I thought Andre's numbers looked familiar, and I found them at http://home.earthlink.net/~kitathome...eciprocity.htm where I'd seen them before. The page states that these numbers for Acros are preliminary, the third test roll that the author shot. He lays out his procedure there, and claims an accuracy of approximately 0.02 log density units with his Pentax spotmeter and a light table, and an ability to get within 1/15th of a stop in typical tests. However, the first three data points in his results, at adjustments for 80, 160, and 240 seconds, show variations of 5% or less from the base times. In other words, three of the six data points used for the curve fitting are below the accurate measurement threshold given by the author, so I don't see the point in belaboring a fit to marginal data.

You could find the author of CurveExpert and request that he change his choice of default quality of fit statistics. I wondered about that as well.

The formula should have lead you to these numbers:
The time to be added to 10 seconds indicated exposure for a film that has a correction of 0.3 seconds at 1 second indicated is:
tadd = 0.3*(10^1.62) = 12.51. .

Add 12.51 seconds to the indicated 10 seconds to get 22.5 seconds after correction for non-linear reciprocity. Your suspicion was correct. I don't know what you did to get 4 seconds instead of 12.5, but you surely didn't calculate 10^1.62 in the process!

Remember: the coefficient a in the equation is the amount of the reciprocity CORRECTION at the measured exposure time of 1 second, 0.3 seconds in the case at hand.

Thanks for the correction- I was simply using your chart to add numbers- it's obviously way more complicated than that.

I'm ashamed because I'm supposed to be a reasonably competent person (I do instruments and calibration for a living)...but this math is just way over my head for use in the field- Maybe someone somewhere has come up with a simple additive chart that I could understand.
It sure is neat to have exposure to scientific people of this caliber on a board of mostly us "artsy" types- I salute your superior grey matter fellas!- but I have no clue - how does one perform the function "^"?

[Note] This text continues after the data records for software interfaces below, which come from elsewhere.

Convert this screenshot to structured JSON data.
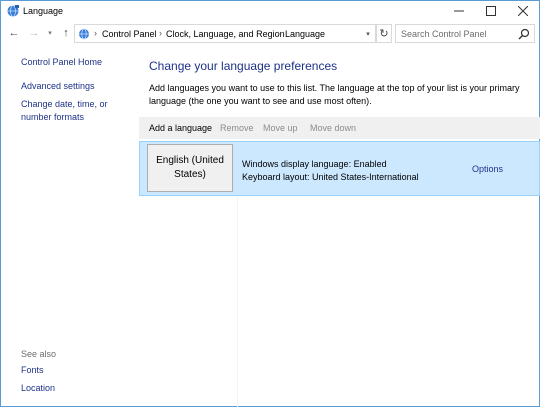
{
  "window": {
    "title": "Language",
    "icon": "language-globe-icon"
  },
  "titlebar_buttons": {
    "minimize": "—",
    "maximize": "☐",
    "close": "✕"
  },
  "nav": {
    "back": "←",
    "forward": "→",
    "recent": "▾",
    "up": "↑",
    "refresh": "↻",
    "dropdown": "▾"
  },
  "breadcrumb": {
    "items": [
      "Control Panel",
      "Clock, Language, and Region",
      "Language"
    ],
    "separator": "›"
  },
  "search": {
    "placeholder": "Search Control Panel"
  },
  "sidebar": {
    "home": "Control Panel Home",
    "links": [
      "Advanced settings",
      "Change date, time, or number formats"
    ],
    "see_also_label": "See also",
    "see_also_links": [
      "Fonts",
      "Location"
    ]
  },
  "main": {
    "heading": "Change your language preferences",
    "description": "Add languages you want to use to this list. The language at the top of your list is your primary language (the one you want to see and use most often).",
    "toolbar": {
      "add": "Add a language",
      "remove": "Remove",
      "move_up": "Move up",
      "move_down": "Move down"
    },
    "languages": [
      {
        "name": "English (United States)",
        "display_language": "Windows display language: Enabled",
        "keyboard_layout": "Keyboard layout: United States-International",
        "options": "Options"
      }
    ]
  },
  "colors": {
    "link": "#1e3287",
    "selection_bg": "#cce8ff",
    "selection_border": "#99d1ff",
    "toolbar_bg": "#f0f0f0",
    "disabled_text": "#8c8c8c",
    "window_border": "#5b9bd5"
  }
}
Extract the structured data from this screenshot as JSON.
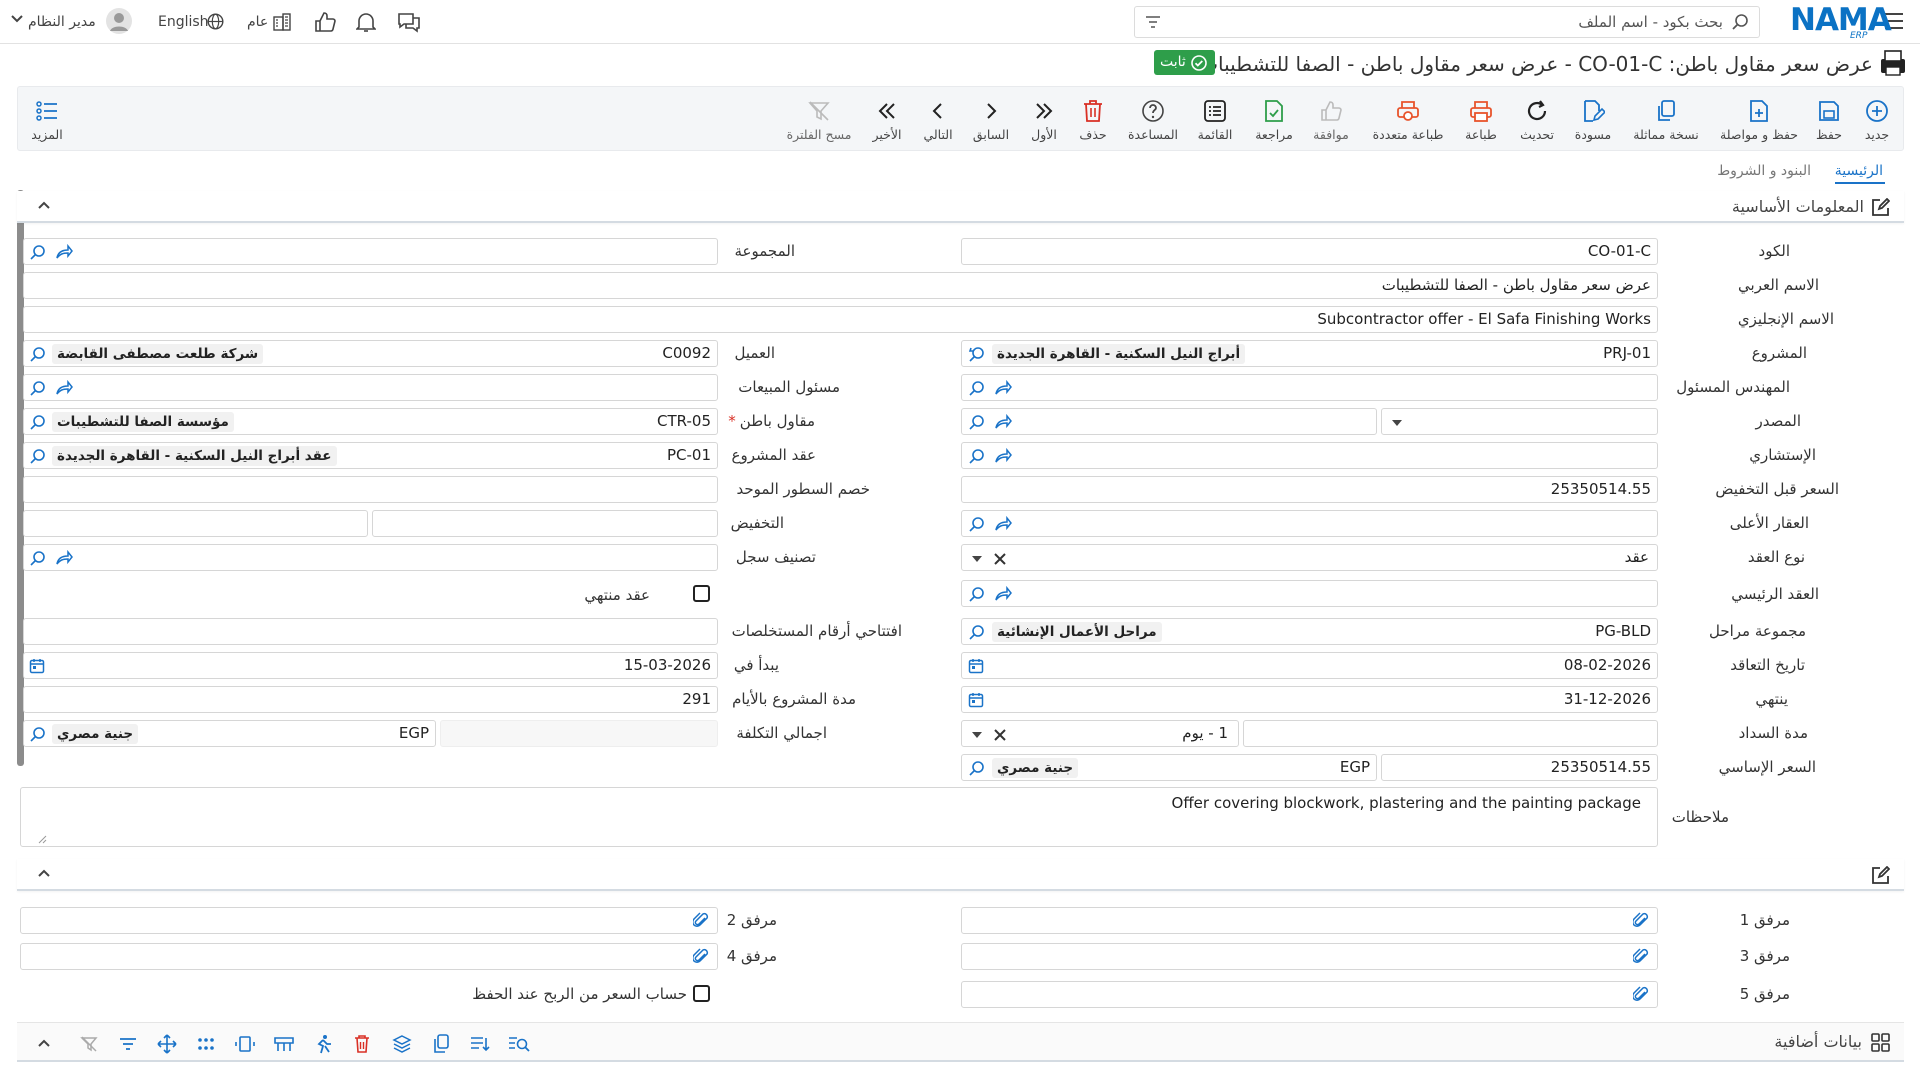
{
  "header": {
    "logo": "NAMA",
    "logo_sub": "ERP",
    "search_placeholder": "بحث بكود - اسم الملف",
    "user_name": "مدير النظام",
    "language": "English",
    "scope": "عام"
  },
  "title": {
    "text": "عرض سعر مقاول باطن: CO-01-C - عرض سعر مقاول باطن - الصفا للتشطيبات",
    "status": "ثابت"
  },
  "toolbar": {
    "new": "جديد",
    "save": "حفظ",
    "save_continue": "حفظ و مواصلة",
    "copy": "نسخة مماثلة",
    "draft": "مسودة",
    "refresh": "تحديث",
    "print": "طباعة",
    "multi_print": "طباعة متعددة",
    "approve": "موافقة",
    "review": "مراجعة",
    "list": "القائمة",
    "help": "المساعدة",
    "delete": "حذف",
    "first": "الأول",
    "previous": "السابق",
    "next": "التالي",
    "last": "الأخير",
    "clear_filter": "مسح الفلترة",
    "more": "المزيد"
  },
  "tabs": {
    "main": "الرئيسية",
    "terms": "البنود و الشروط"
  },
  "sections": {
    "basic_info": "المعلومات الأساسية",
    "additional_data": "بيانات أضافية"
  },
  "labels": {
    "code": "الكود",
    "arabic_name": "الاسم العربي",
    "english_name": "الاسم الإنجليزي",
    "project": "المشروع",
    "engineer": "المهندس المسئول",
    "source": "المصدر",
    "consultant": "الإستشاري",
    "price_before_discount": "السعر قبل التخفيض",
    "parent_property": "العقار الأعلى",
    "contract_type": "نوع العقد",
    "main_contract": "العقد الرئيسي",
    "phase_group": "مجموعة مراحل",
    "contract_date": "تاريخ التعاقد",
    "end_date": "ينتهي",
    "payment_period": "مدة السداد",
    "base_price": "السعر الإساسي",
    "notes": "ملاحظات",
    "group": "المجموعة",
    "customer": "العميل",
    "sales_rep": "مسئول المبيعات",
    "subcontractor": "مقاول باطن",
    "project_contract": "عقد المشروع",
    "unified_line_discount": "خصم السطور الموحد",
    "discount": "التخفيض",
    "record_class": "تصنيف سجل",
    "contract_ended": "عقد منتهي",
    "opening_numbers": "افتتاحي أرقام المستخلصات",
    "starts_on": "يبدأ في",
    "duration_days": "مدة المشروع بالأيام",
    "total_cost": "اجمالي التكلفة",
    "attachment1": "مرفق 1",
    "attachment2": "مرفق 2",
    "attachment3": "مرفق 3",
    "attachment4": "مرفق 4",
    "attachment5": "مرفق 5",
    "calc_price": "حساب السعر من الربح عند الحفظ"
  },
  "values": {
    "code": "CO-01-C",
    "arabic_name": "عرض سعر مقاول باطن - الصفا للتشطيبات",
    "english_name": "Subcontractor offer - El Safa Finishing Works",
    "project_code": "PRJ-01",
    "project_name": "أبراج النيل السكنية - القاهرة الجديدة",
    "price_before_discount": "25350514.55",
    "contract_type": "عقد",
    "phase_group_code": "PG-BLD",
    "phase_group_name": "مراحل الأعمال الإنشائية",
    "contract_date": "08-02-2026",
    "end_date": "31-12-2026",
    "payment_period_unit": "1 - يوم",
    "base_price": "25350514.55",
    "base_currency_code": "EGP",
    "base_currency_name": "جنية مصري",
    "notes": "Offer covering blockwork, plastering and the painting package",
    "customer_code": "C0092",
    "customer_name": "شركة طلعت مصطفى القابضة",
    "subcontractor_code": "CTR-05",
    "subcontractor_name": "مؤسسة الصفا للتشطيبات",
    "project_contract_code": "PC-01",
    "project_contract_name": "عقد أبراج النيل السكنية - القاهرة الجديدة",
    "starts_on": "15-03-2026",
    "duration_days": "291",
    "total_cost_currency_code": "EGP",
    "total_cost_currency_name": "جنية مصري"
  },
  "colors": {
    "brand": "#0b72c4",
    "icon_blue": "#1a73c8",
    "status_green": "#2e9e4a",
    "delete_red": "#d93025",
    "print_orange": "#e8542c",
    "review_green": "#2e9e4a"
  }
}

Thanks for the correction- I was simply using your chart to add numbers- it's obviously way more complicated than that.

I'm ashamed because I'm supposed to be a reasonably competent person (I do instruments and calibration for a living)...but this math is just way over my head for use in the field- Maybe someone somewhere has come up with a simple additive chart that I could understand.
It sure is neat to have exposure to scientific people of this caliber on a board of mostly us "artsy" types- I salute your superior grey matter fellas!- but I have no clue - how does one perform the function "^"?

The ^ symbol means "to the power of". It is not something one can do with paper and pencil unless the number on the right is an integer. Thus, 2^2 means 2 raised to the power of 2 which is simply 4, but 2^1.62 is not so easy. The TI30XIIS pocket calculator and many others have a key with that symbol. Using it, I find that 2^2=4 and 2^1.62=3.073750363. I am glad I didn't have to design the circuitry in that little light-powered pocket calculator. I is capable of math operations that I could not do at my desk during the 30 years of work at NACA-NASA without laborious calculation of power series on an electromechanical Friden or Marchant desk calculator.

We use our grey matter to pursue knowledge along paths which are mysteriously chosen from among many available ones. I consider myself lucky that others who have pursued other paths have shared the fruits of their pursuits, and am happy to be able to share what I have found along my path.